Weakness in the global economy, component shortages, sluggish demand
for Windows 8 and the popularity of tablets all contributed to another
double-digit percentage decline for the global PC market in the second
PC shipments in the period from April to June totalled 75.6 million
units, down 11.4 percent from the same quarter in 2012, research firm
IDC said on Wednesday.
The numbers include desktop, laptop, mini-notebook and workstation sales and exclude those of tablet computers.
If there was any good news in the figures, it was that the decline
was marginally less bad than the 11.7 percent drop that IDC had
initially predicted, though that won’t be much comfort to PC vendors.
All five of the top vendors sold fewer PCs globally than they did in
the same quarter a year earlier, although a few increased their market
share against competitors.
Looking ahead, IDC expects the rate of decline to slow but doesn’t expect shipments to increase again until at least 2015.
Why the decline?
”There’s been a lot going on,” said Loren Loverde, vice president of
PC tracker research at IDC, in a telephone interview. “Economic weakness
has continued in Europe, it’s worsening in Asia and not making much
progress in the U.S.”
”The good news is that the U.S. has improved quite a bit,” he said.
The U.S. PC market saw a 1.9 percent decline in the second quarter—a
drop for sure, but better than the double-digit declines of recent
quarters. The wider availability of Windows 8 PCs and the migration from
Windows XP to Windows 7 both contributed to the smaller decline.
HP remained the number-one PC maker in the U.S., though its lead over
second-place Dell narrowed considerably. What had been a lead of more
than half a million PCs a year ago shrunk to just under 200,000 in the
second quarter of 2013, as HP saw a decline in shipments and Dell was
the sole top-five vendor to see shipments increase.
HP ended the quarter with U.S. sales of 4 million units and Dell with
3.8 million. Together, the two companies account for more than half of
the entire 15.6 million-unit U.S. PC market.
Globally, Lenovo moved into the top spot for PC shipments. HP had led
during the same period in 2012, but Lenovo managed to expand sales
outside of Asia Pacific to boost its second-quarter shipments to 12.6
million. That was still a decline from a year earlier, but a much
smaller decline than those of its competitors.
Among the top five vendors, fourth-place Acer saw the biggest
declines. Its shipments dropped by a third from a year earlier as
consumer demand for its PCs and particularly its mini-notebook computers
collapsed. Demand has also been slow for its Ultrabook machines, IDC
Fifth consecutive quarter of PC shipment declines?
IDC rival Gartner also reported its PC shipment figures Wednesday and
put the global market at 76 million units, down 10.9 percent on the
year. (Disclosure: PCWorld, IDG News Service, and IDC are all owned by
the International Data Group.)
”This marks the fifth consecutive quarter of declining shipments,
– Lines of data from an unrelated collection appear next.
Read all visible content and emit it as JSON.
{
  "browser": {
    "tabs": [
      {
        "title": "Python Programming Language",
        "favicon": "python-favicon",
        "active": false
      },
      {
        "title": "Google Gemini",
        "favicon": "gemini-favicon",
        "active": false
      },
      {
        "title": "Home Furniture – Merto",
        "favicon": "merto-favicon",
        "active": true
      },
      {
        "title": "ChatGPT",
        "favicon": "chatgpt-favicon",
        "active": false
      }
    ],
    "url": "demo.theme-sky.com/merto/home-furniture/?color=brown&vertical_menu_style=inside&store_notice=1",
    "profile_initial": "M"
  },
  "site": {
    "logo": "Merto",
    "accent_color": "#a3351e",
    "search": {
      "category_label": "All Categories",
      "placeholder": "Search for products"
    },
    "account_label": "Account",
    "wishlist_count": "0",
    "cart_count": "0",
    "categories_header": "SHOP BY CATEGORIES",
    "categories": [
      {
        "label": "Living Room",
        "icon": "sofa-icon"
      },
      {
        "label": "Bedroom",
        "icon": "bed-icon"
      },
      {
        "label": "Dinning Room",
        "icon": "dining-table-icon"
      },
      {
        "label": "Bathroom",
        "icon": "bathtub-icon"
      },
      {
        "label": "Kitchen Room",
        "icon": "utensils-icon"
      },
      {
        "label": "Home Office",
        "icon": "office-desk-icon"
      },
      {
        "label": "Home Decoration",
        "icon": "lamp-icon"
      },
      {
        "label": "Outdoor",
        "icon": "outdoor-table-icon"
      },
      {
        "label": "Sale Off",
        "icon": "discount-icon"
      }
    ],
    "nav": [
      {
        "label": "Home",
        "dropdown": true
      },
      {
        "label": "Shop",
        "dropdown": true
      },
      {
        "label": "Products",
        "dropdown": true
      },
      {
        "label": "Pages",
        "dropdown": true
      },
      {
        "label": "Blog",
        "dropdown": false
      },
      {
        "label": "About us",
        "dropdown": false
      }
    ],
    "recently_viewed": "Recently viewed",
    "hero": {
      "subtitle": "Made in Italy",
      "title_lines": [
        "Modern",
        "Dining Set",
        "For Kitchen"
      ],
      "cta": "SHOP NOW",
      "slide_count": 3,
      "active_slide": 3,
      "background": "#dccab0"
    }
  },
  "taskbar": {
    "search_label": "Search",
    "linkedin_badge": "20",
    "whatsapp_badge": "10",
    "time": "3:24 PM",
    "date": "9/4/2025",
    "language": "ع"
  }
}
which is the longest duration of decline in the PC market’s history,”
Gartner said in a statement.
The company’s estimates were released at around the same time as IDC’s and largely mirrored its observations on the market.